Pictures stay out. All the rest of the records must be repeated exactly.
• • • • •
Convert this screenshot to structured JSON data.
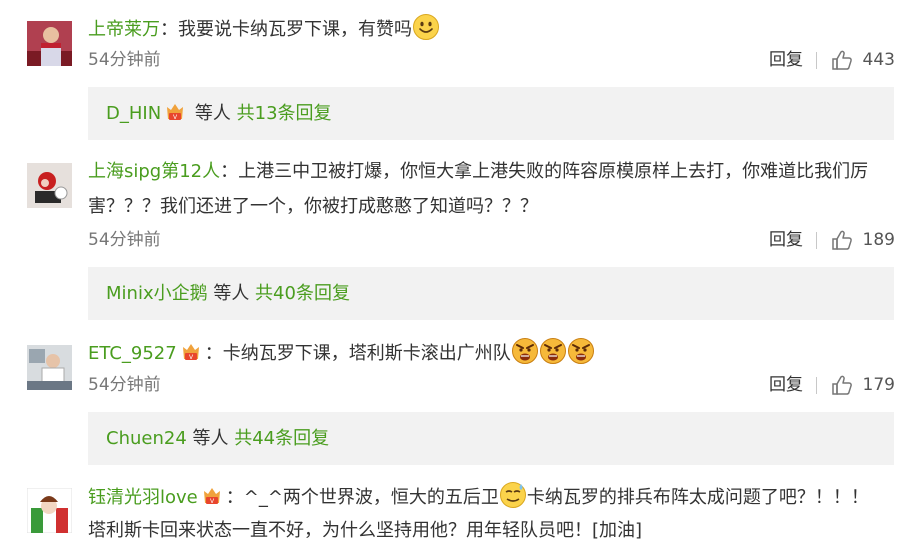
{
  "comments": [
    {
      "username": "上帝莱万",
      "text_line1": "：我要说卡纳瓦罗下课，有赞吗",
      "text_line2": "",
      "time": "54分钟前",
      "reply_label": "回复",
      "likes": "443",
      "sub_user": "D_HIN",
      "sub_mid": " 等人 ",
      "sub_count": "共13条回复"
    },
    {
      "username": "上海sipg第12人",
      "text_line1": "：上港三中卫被打爆，你恒大拿上港失败的阵容原模原样上去打，你难道比我们厉",
      "text_line2": "害？？？我们还进了一个，你被打成憨憨了知道吗？？？",
      "time": "54分钟前",
      "reply_label": "回复",
      "likes": "189",
      "sub_user": "Minix小企鹅",
      "sub_mid": " 等人 ",
      "sub_count": "共40条回复"
    },
    {
      "username": "ETC_9527",
      "text_line1": "：卡纳瓦罗下课，塔利斯卡滚出广州队",
      "text_line2": "",
      "time": "54分钟前",
      "reply_label": "回复",
      "likes": "179",
      "sub_user": "Chuen24",
      "sub_mid": " 等人 ",
      "sub_count": "共44条回复"
    },
    {
      "username": "钰清光羽love",
      "text_line1a": "：^_^两个世界波，恒大的五后卫",
      "text_line1b": "卡纳瓦罗的排兵布阵太成问题了吧？！！！",
      "text_line2": "塔利斯卡回来状态一直不好，为什么坚持用他？用年轻队员吧！[加油]"
    }
  ],
  "colors": {
    "username": "#4a9d1f",
    "text": "#333333",
    "meta": "#777777",
    "subbox_bg": "#f2f2f2"
  },
  "icons": {
    "like": "thumbs-up-icon",
    "badge": "member-badge-icon",
    "emoji_smile": "smile-emoji",
    "emoji_angry": "angry-emoji",
    "emoji_sweat": "sweat-emoji"
  }
}
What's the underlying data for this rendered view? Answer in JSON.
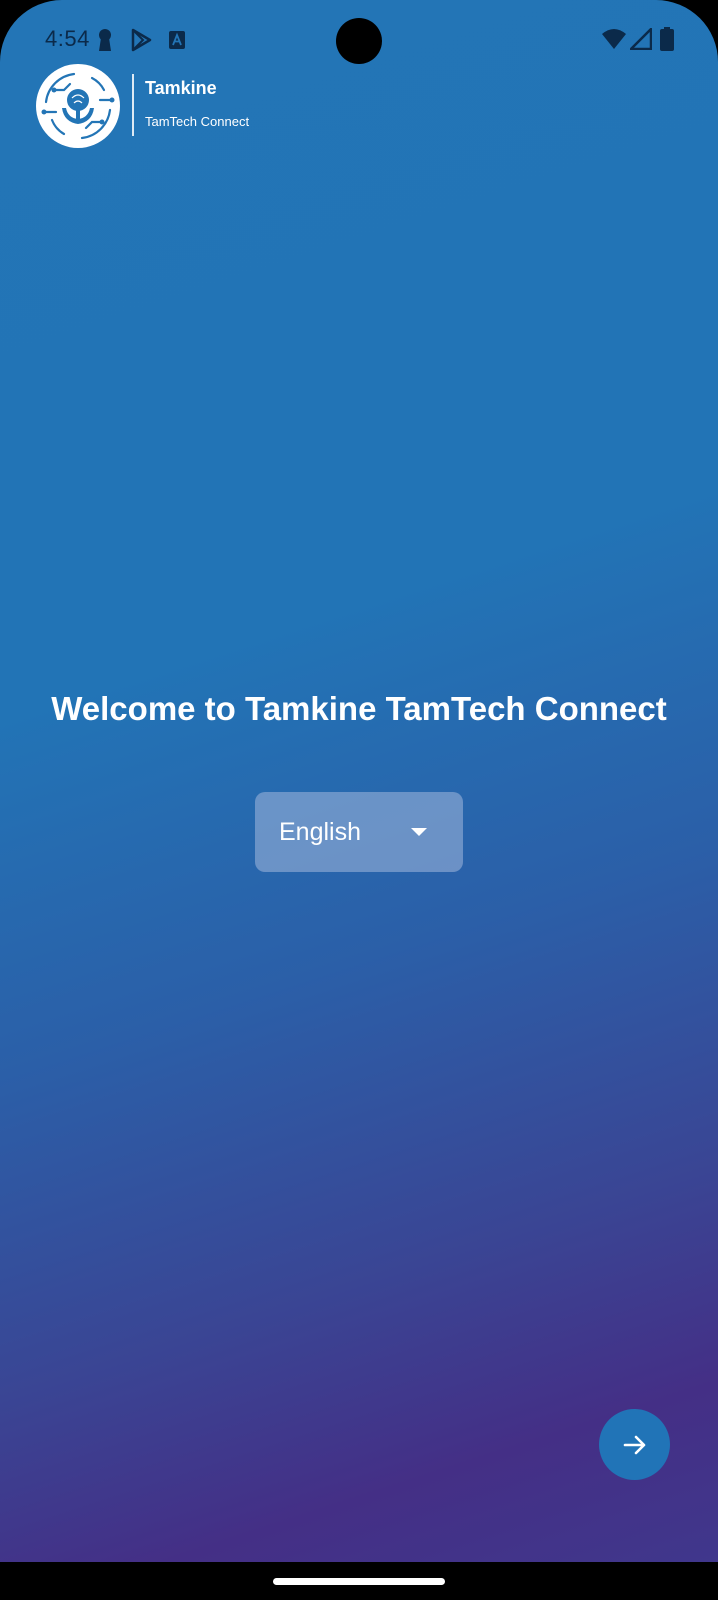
{
  "status_bar": {
    "time": "4:54",
    "left_icons": [
      "keyhole-icon",
      "play-store-icon",
      "font-a-icon"
    ],
    "right_icons": [
      "wifi-icon",
      "cell-signal-icon",
      "battery-icon"
    ]
  },
  "brand": {
    "name": "Tamkine",
    "subtitle": "TamTech Connect",
    "logo_icon": "tamkine-logo-icon"
  },
  "main": {
    "welcome_text": "Welcome to Tamkine TamTech Connect",
    "language_select": {
      "selected": "English",
      "caret_icon": "caret-down-icon"
    }
  },
  "next_button": {
    "icon": "arrow-right-icon",
    "color": "#2174b7"
  },
  "colors": {
    "gradient_top": "#2375b6",
    "gradient_bottom": "#442f86",
    "text": "#ffffff"
  }
}
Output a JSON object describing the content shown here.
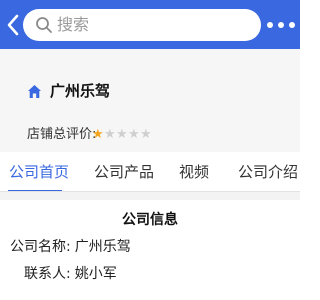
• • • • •
The answer:
Convert this screenshot to structured JSON data.
{
  "comments": [
    {
      "username": "上帝莱万",
      "text_line1": "：我要说卡纳瓦罗下课，有赞吗",
      "text_line2": "",
      "time": "54分钟前",
      "reply_label": "回复",
      "likes": "443",
      "sub_user": "D_HIN",
      "sub_mid": " 等人 ",
      "sub_count": "共13条回复"
    },
    {
      "username": "上海sipg第12人",
      "text_line1": "：上港三中卫被打爆，你恒大拿上港失败的阵容原模原样上去打，你难道比我们厉",
      "text_line2": "害？？？我们还进了一个，你被打成憨憨了知道吗？？？",
      "time": "54分钟前",
      "reply_label": "回复",
      "likes": "189",
      "sub_user": "Minix小企鹅",
      "sub_mid": " 等人 ",
      "sub_count": "共40条回复"
    },
    {
      "username": "ETC_9527",
      "text_line1": "：卡纳瓦罗下课，塔利斯卡滚出广州队",
      "text_line2": "",
      "time": "54分钟前",
      "reply_label": "回复",
      "likes": "179",
      "sub_user": "Chuen24",
      "sub_mid": " 等人 ",
      "sub_count": "共44条回复"
    },
    {
      "username": "钰清光羽love",
      "text_line1a": "：^_^两个世界波，恒大的五后卫",
      "text_line1b": "卡纳瓦罗的排兵布阵太成问题了吧？！！！",
      "text_line2": "塔利斯卡回来状态一直不好，为什么坚持用他？用年轻队员吧！[加油]"
    }
  ],
  "colors": {
    "username": "#4a9d1f",
    "text": "#333333",
    "meta": "#777777",
    "subbox_bg": "#f2f2f2"
  },
  "icons": {
    "like": "thumbs-up-icon",
    "badge": "member-badge-icon",
    "emoji_smile": "smile-emoji",
    "emoji_angry": "angry-emoji",
    "emoji_sweat": "sweat-emoji"
  }
}
What's the underlying data for this rendered view? Answer in JSON.
{
  "status_bar": {
    "time": "4:54",
    "left_icons": [
      "keyhole-icon",
      "play-store-icon",
      "font-a-icon"
    ],
    "right_icons": [
      "wifi-icon",
      "cell-signal-icon",
      "battery-icon"
    ]
  },
  "brand": {
    "name": "Tamkine",
    "subtitle": "TamTech Connect",
    "logo_icon": "tamkine-logo-icon"
  },
  "main": {
    "welcome_text": "Welcome to Tamkine TamTech Connect",
    "language_select": {
      "selected": "English",
      "caret_icon": "caret-down-icon"
    }
  },
  "next_button": {
    "icon": "arrow-right-icon",
    "color": "#2174b7"
  },
  "colors": {
    "gradient_top": "#2375b6",
    "gradient_bottom": "#442f86",
    "text": "#ffffff"
  }
}
Output a JSON object describing the content shown here.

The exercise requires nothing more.